WWI mystery solved with discovery of AE1

By on 9 January, 2018

HMAS AE1 off the coast of Rabaul, Papua New Guinea, December 22 2017. Image copyright Commonwealth of Australia.

Australia’s first naval submarine has been discovered 103 years after wartime disappearance.

The HMAS AE1 disappeared with all hands off the coast of Papua New Guinea on September 14, 1914. The wreck’s discovery in late December 2017 brings closure to one of Australia’s oldest maritime mysteries, and reveals the final resting place of the submarine’s 35-strong crew.

An object of interest was located from the survey vessel Fugro Equator on December 19 and further inspection confirmed that it was AE1.

The sea floor was scanned with a multibeam echosounder mounted on the hull of Fugro Equator and also aboard the Echo Surveyor 5 AUV (autonomous underwater vehicle), which operated at a constant altitude of 35 metres, through strong undersea currents and the complex terrain of the search area, which was located between two land masses.

Sonar scan shows HMAS AE1 on the sea floor off Rabaul, Papua New Guinea.
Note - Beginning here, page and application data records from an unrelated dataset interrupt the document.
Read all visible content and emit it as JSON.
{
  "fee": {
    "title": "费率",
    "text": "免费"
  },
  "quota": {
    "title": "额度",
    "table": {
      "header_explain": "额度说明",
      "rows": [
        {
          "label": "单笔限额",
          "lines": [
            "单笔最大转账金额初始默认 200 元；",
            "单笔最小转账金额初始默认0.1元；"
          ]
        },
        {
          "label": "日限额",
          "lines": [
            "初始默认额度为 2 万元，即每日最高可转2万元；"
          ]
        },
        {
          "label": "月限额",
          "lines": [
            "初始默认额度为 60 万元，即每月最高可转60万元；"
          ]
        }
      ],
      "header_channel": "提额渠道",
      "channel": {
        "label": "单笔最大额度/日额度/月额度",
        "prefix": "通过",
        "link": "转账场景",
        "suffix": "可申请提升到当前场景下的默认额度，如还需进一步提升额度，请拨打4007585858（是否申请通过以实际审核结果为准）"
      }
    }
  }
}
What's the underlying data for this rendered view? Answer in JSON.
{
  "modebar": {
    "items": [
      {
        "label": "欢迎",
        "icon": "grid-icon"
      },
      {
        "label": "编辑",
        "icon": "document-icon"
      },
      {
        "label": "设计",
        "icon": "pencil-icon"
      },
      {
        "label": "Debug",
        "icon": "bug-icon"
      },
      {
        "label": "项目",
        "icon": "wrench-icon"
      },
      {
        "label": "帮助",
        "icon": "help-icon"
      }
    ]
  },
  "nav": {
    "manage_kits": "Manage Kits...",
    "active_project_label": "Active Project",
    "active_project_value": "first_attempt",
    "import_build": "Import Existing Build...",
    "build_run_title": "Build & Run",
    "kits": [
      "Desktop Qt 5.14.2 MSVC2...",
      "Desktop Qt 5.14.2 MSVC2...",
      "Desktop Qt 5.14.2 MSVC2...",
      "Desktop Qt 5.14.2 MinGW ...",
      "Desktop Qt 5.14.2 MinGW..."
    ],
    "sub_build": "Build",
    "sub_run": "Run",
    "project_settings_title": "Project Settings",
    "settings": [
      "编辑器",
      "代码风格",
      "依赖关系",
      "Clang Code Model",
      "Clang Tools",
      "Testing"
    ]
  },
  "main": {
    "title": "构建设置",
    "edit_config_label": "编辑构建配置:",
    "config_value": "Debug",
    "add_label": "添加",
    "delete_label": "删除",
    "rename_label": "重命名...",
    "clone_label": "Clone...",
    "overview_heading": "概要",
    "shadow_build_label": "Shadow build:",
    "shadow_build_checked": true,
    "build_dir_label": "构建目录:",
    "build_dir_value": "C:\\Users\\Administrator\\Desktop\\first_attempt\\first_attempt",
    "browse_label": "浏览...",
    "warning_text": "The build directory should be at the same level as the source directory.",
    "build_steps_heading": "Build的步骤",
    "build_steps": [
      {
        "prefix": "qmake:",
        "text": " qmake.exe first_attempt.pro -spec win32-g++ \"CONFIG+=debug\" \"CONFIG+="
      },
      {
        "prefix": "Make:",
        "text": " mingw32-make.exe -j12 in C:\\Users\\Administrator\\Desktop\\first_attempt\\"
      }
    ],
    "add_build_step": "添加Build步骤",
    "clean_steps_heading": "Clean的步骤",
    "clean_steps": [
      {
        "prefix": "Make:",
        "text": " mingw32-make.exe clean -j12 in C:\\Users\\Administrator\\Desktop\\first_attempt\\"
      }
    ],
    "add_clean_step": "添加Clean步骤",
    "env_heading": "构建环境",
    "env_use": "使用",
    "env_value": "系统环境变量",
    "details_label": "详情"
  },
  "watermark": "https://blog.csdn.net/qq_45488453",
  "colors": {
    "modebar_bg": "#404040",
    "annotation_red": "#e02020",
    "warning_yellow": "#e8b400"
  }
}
Image copyright Commonwealth of Australia.

The resulting 1-metre resolution images provided confidence that positive identification of targets could be made. Following analysis of the data, unusual features were catalogued, assessed and prioritised for additional detailed investigation that included AUV and drop camera operations. The first images captured show the vessel is remarkably well preserved and apparently in one piece.

Following the discovery of the submarine, a small commemorative service was conducted onboard the Fugro Equator to remember the crew, made up of 35 Australian, New Zealand and British sailors. Efforts are being made to contact the descendants of the crew.

Twelve previous attempts to locate AE1 by private and government entities were unsuccessful.

The search party was jointly funded by the Australian Government, the Silentworld Foundation, The Australian National Maritime Museum and Find AE1 Ltd.

The first images captured show the WWI submarine is remarkably well preserved and apparently in one piece. Image copyright Commonwealth of Australia.

You may also like to read:


, , , , , , ,

No comments yet.

Leave a Reply


Newsletter

Sign up now to stay up to date about all the news from Spatial Source. You will get a newsletter every week with the latest news.

  • This field is for validation purposes and should be left unchanged.
New basemap options coming for NSW
DCS Spatial Services is releasing new basemaps with a range ...
Vendor focus: Anditi
In the lead up to Locate22 in May, we’re highlighting some...
Make sure you don’t miss Locate22
Here’s a preview of what you’ll see, learn and experienc...
CASA drafts 10-year safety roadmap for drones
The roadmap aims to provide a plan to integrate drones into ...
Maxar invests in analytics firm, Blackshark.ai
The investment will enable Maxar to bring more 3D capabiliti...